Many of these more committing, bigger objectives are priced differently than our normal ski touring. We think of this as a kind of hazard pay. You can Ski Mountaineer the Wasatch!

Skis With Alpine Touring bindings

We recommend a touring ski with a waist between 105cm and 116. Skis should be equipped with touring binding, preferably tech style bindings.

Climbing Skins

Skins need to be in good condition and cut to fit your ski.

Ski Touring Boot

Boots need to be compatible with your bindings. Boots must have a walk mode.

Ski Crampons

Ski Crampons must be compatible with you bindings and ski waist width.

Boot Crampons

We highly recommend aluminum crampons. Make sure they work with your ski boots.

Harness

Harness must fit over ski clothing, be light weight and in good condition. You should also have 2 locking carabiners and a belay device.

Ice Axe

Ice Axe needs to be light weight and short (Less than 55cm).

Ski Backpack

A good ski pack should be light weight and have a dedicated pocket for your avalanche rescue gear and be between 35-50 liters.

Avalanche Rescue Gear

You will need a shovel and probe. The Shovel should have an extendable handle, an aluminum blade and fit into you pack without sticking out. Make sure your probe is in working order.

Avalanche Beacon

Your beacon should be a modern digital beacon. Come with new batteries in your beacon.

Ski Helmet

While we don’t require you to ski with a helmet we do highly recommend it.

Beanie

Light or medium weight beanie.

Buff/Neck Gaiter

We recommend a lightweight buff as it has many uses.

Goggles

We really like goggles with changeable lenses for use in bright and low light. They should also be compatible with your helmet.

Sun Glasses

Even if you always prefer to ski in goggles, sun glasses are needed for the up. Goggles will get fogged with sweat.

Warm Gloves

How warm depends on you. We recommend a durable well fitting ski glove.

Light Gloves

Lighter weight gloves are recommended for hiking up to reduce sweating.

Hard Shell Jacket

Waterproof/breathable jacket with ventilation.

Light Insulating Jacket

Breathable light insulating jacket.

Mid to Heavy Insulating Jacket

When temps are cold, you will be happy for a nice warm jacket.

Top Base Layer

We really like sun hoodies.

Ski Pants

We recommend a light option or a more waterproof option.

Bottom Base Layer

Bottoms.

Ski Socks

We prefer light weight socks.

Sunscreen

50 SPF or greater. Make sure your tube is not old as sunscreen can lose it’s effectiveness over time.

Lip Screen

Make sure it has SPF.

Small First Aid Kit

This should contain blister repair material, over the counter pain killers and a few bandaids. We will have a full sized med kit on the boat as well as field kits with the guides.

  • Your guide will contact you no later than the evening before your trip to discuss the days plans.
  • For a full day of skiing, plan on 8+ hours out. Bigger objectives can take between 10 and 12 hours.
  • A typical day: Guides will meet clients in one of the Park and Ride parking lots. From the meeting area (guides will tell you where) you will go up one of the canyons together in the client vehicle or public transportation.
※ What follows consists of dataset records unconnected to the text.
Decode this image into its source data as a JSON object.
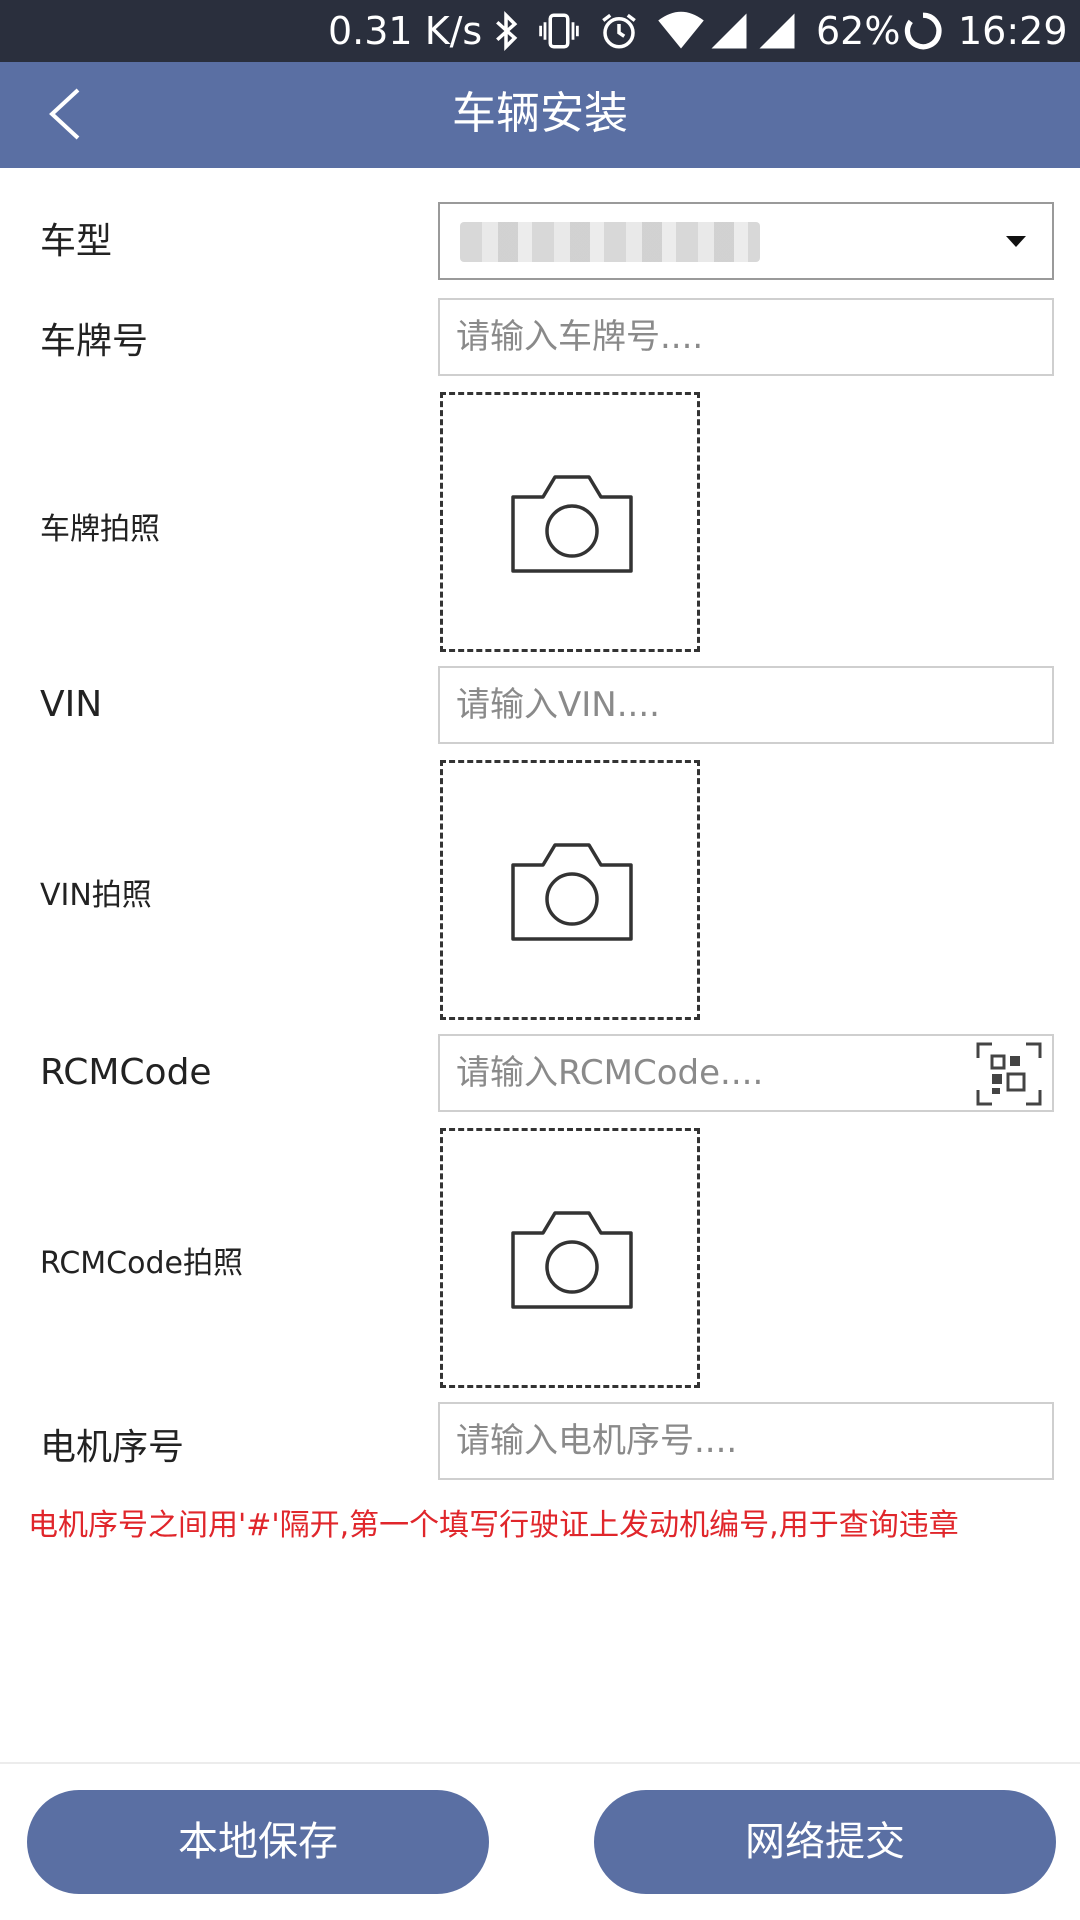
{
  "status_bar": {
    "net_speed": "0.31 K/s",
    "battery": "62%",
    "time": "16:29"
  },
  "header": {
    "title": "车辆安装"
  },
  "form": {
    "vehicle_type_label": "车型",
    "plate_label": "车牌号",
    "plate_placeholder": "请输入车牌号....",
    "plate_photo_label": "车牌拍照",
    "vin_label": "VIN",
    "vin_placeholder": "请输入VIN....",
    "vin_photo_label": "VIN拍照",
    "rcm_label": "RCMCode",
    "rcm_placeholder": "请输入RCMCode....",
    "rcm_photo_label": "RCMCode拍照",
    "motor_label": "电机序号",
    "motor_placeholder": "请输入电机序号....",
    "hint": "电机序号之间用'#'隔开,第一个填写行驶证上发动机编号,用于查询违章"
  },
  "actions": {
    "save_local": "本地保存",
    "submit_network": "网络提交"
  },
  "colors": {
    "accent": "#5a6fa3",
    "status_bar": "#2a2f3d",
    "hint": "#e0262b"
  },
  "icons": [
    "back-icon",
    "bluetooth-icon",
    "vibrate-icon",
    "alarm-icon",
    "wifi-icon",
    "signal-icon",
    "loading-icon",
    "camera-icon",
    "qr-scan-icon",
    "dropdown-caret-icon"
  ]
}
*Please note, because of insurance reasons we are not able to transport clients in guide vehicles.


Before You Head Out
  • The guide will do a verbal gear check and confirm that waivers have been signed.
  • The guide will inform you what to do incase of emergency.
  • The guide will give you an overview of the day with estimated completion time.

You day will usually end where your day began (at one of the parking lots or at your lodge). Directions to parking areas where we often meet. Alway confirm meeting place with your guide.


Maps/Locations

Classic Utah Descents

  • Mount Superior's South Face
  • Thunder Ridge’s Hypodermic Needle
  • Mount Timpanogos’s Cold Fusion
  • Mount Tukuhnikivatz in the La Sals
Adventure Guides - ITCOG Book Now Guided Alpine Expeditions by ITCOG Free Expedition Planner by ITCOG

Higher, Further, Steeper!

We are certified, experienced, professional Mountain Guides. Contact us today to start planning your next adventure.

Contact Us Now

Your Team

We specialize in designing custom and private trips, perfect for you or a group. Our team of highly experienced, certified, professional guides will teach you the skills, and lead you there and safely home.

Meet The Team

ITCOG Guides